Ketchikan’s locally-reported pandemic alert level ticked up a tier on Wednesday. The change is from “low” to “moderate” — the second-lowest of four levels. The increase in risk follows public health officials announcing they’ve been unable to determine the origin of at least four of the past week’s COVID-19 cases. That’s an indication that the virus is moving through town — or in clinical parlance, “community spread.”
That’s concerning for public health authorities, as it means there are carriers spreading the illness and likely unaware they’re doing it.
The change in risk level doesn’t add any restrictions to Ketchikan’s daily life. But officials ask residents to ensure they’re paying special attention to pandemic precautions like hand-washing, social distancing and wearing a mask in public
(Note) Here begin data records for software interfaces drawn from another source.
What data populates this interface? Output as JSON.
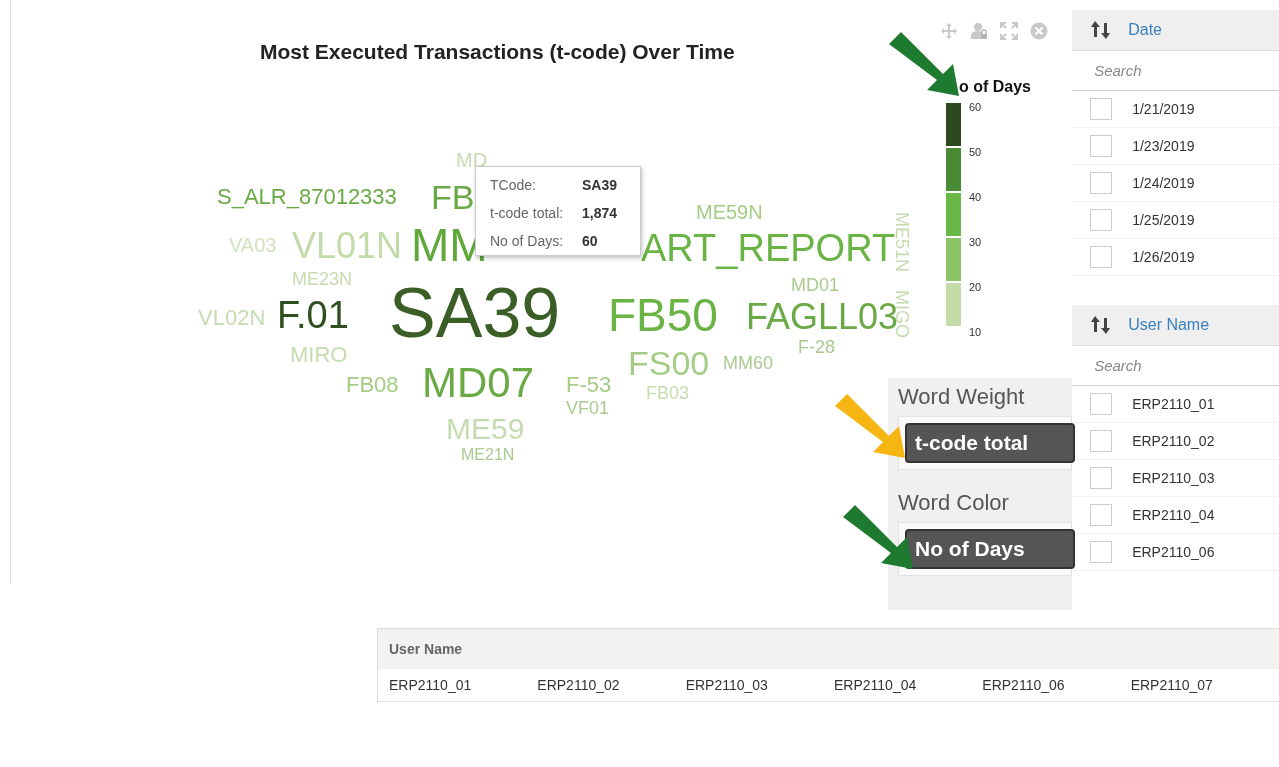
{
  "chart": {
    "title": "Most Executed Transactions (t-code) Over Time",
    "toolbar": [
      {
        "kind": "move"
      },
      {
        "kind": "lock"
      },
      {
        "kind": "expand"
      },
      {
        "kind": "close"
      }
    ],
    "words": [
      {
        "text": "MD",
        "color": "#c5dcb0"
      },
      {
        "text": "S_ALR_87012333",
        "color": "#6aaa45"
      },
      {
        "text": "FB",
        "color": "#6aaa45"
      },
      {
        "text": "ME59N",
        "color": "#a5cc85"
      },
      {
        "text": "VA03",
        "color": "#d0e3bf"
      },
      {
        "text": "VL01N",
        "color": "#c3dba8"
      },
      {
        "text": "MM",
        "color": "#5fa83a"
      },
      {
        "text": "ART_REPORT",
        "color": "#6ab446"
      },
      {
        "text": "ME23N",
        "color": "#c5dcb0"
      },
      {
        "text": "MD01",
        "color": "#a9c98c"
      },
      {
        "text": "VL02N",
        "color": "#c5dcb0"
      },
      {
        "text": "F.01",
        "color": "#2f4f20"
      },
      {
        "text": "SA39",
        "color": "#3a5e25"
      },
      {
        "text": "FB50",
        "color": "#6ab446"
      },
      {
        "text": "FAGLL03",
        "color": "#6aaa45"
      },
      {
        "text": "ME51N",
        "color": "#c5dcb0"
      },
      {
        "text": "MIGO",
        "color": "#c5dcb0"
      },
      {
        "text": "F-28",
        "color": "#abca90"
      },
      {
        "text": "MIRO",
        "color": "#c5dcb0"
      },
      {
        "text": "FS00",
        "color": "#a5cc85"
      },
      {
        "text": "MM60",
        "color": "#abca90"
      },
      {
        "text": "FB08",
        "color": "#a5cc85"
      },
      {
        "text": "MD07",
        "color": "#6aaa45"
      },
      {
        "text": "F-53",
        "color": "#a5cc85"
      },
      {
        "text": "FB03",
        "color": "#c5dcb0"
      },
      {
        "text": "VF01",
        "color": "#abca90"
      },
      {
        "text": "ME59",
        "color": "#c5dcb0"
      },
      {
        "text": "ME21N",
        "color": "#abca90"
      }
    ],
    "tooltip": {
      "rows": [
        {
          "label": "TCode:",
          "value": "SA39"
        },
        {
          "label": "t-code total:",
          "value": "1,874"
        },
        {
          "label": "No of Days:",
          "value": "60"
        }
      ]
    },
    "legend": {
      "title": "o of Days",
      "ticks": [
        "60",
        "50",
        "40",
        "30",
        "20",
        "10"
      ],
      "segments": [
        {
          "color": "#2d4a1e"
        },
        {
          "color": "#4a8a35"
        },
        {
          "color": "#6ab846"
        },
        {
          "color": "#8cc468"
        },
        {
          "color": "#c3dca8"
        }
      ]
    }
  },
  "settings": [
    {
      "label": "Word Weight",
      "value": "t-code total"
    },
    {
      "label": "Word Color",
      "value": "No of Days"
    }
  ],
  "annotations": [
    {
      "color": "#1e7a2e"
    },
    {
      "color": "#f5b512"
    },
    {
      "color": "#1e7a2e"
    }
  ],
  "filters": [
    {
      "header": "Date",
      "placeholder": "Search",
      "items": [
        {
          "label": "1/21/2019",
          "checked": false
        },
        {
          "label": "1/23/2019",
          "checked": false
        },
        {
          "label": "1/24/2019",
          "checked": false
        },
        {
          "label": "1/25/2019",
          "checked": false
        },
        {
          "label": "1/26/2019",
          "checked": false
        }
      ]
    },
    {
      "header": "User Name",
      "placeholder": "Search",
      "items": [
        {
          "label": "ERP2110_01",
          "checked": false
        },
        {
          "label": "ERP2110_02",
          "checked": false
        },
        {
          "label": "ERP2110_03",
          "checked": false
        },
        {
          "label": "ERP2110_04",
          "checked": false
        },
        {
          "label": "ERP2110_06",
          "checked": false
        }
      ]
    }
  ],
  "table": {
    "columns": [
      "User Name"
    ],
    "rows": [
      [
        "ERP2110_01",
        "ERP2110_02",
        "ERP2110_03",
        "ERP2110_04",
        "ERP2110_06",
        "ERP2110_07"
      ]
    ]
  }
}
Three additional community spread cases before Monday could lead officials to raise the risk level to “high.” That would prompt schools to shut down some classroom sessions and move part of the school day online. If one or fewer cases of undetermined origin develop by next Wednesday the level could return to the lowest risk. There are other factors involved.
Local authorities announced three new cases of COVID-19 on Thursday. One of those is travel-related, officials say, and the source of the remaining two cases is under investigation.
State health officials, on the other hand, use a three-tier system, and southern Southeast Alaska’s state alert level remains low. That region, which includes Ketchikan, Metlakatla, Prince of Wales Island and Hyder, is the only low-risk area in the state, according to data from the Department of Health and Social Services.
COVID-19 is spreading rapidly in much of the state. The Kenai Peninsula and Mat-Su Boroughs are seeing the fastest spread, state health officials said Wednesday. Case numbers remain high in Anchorage and Fairbanks, as well.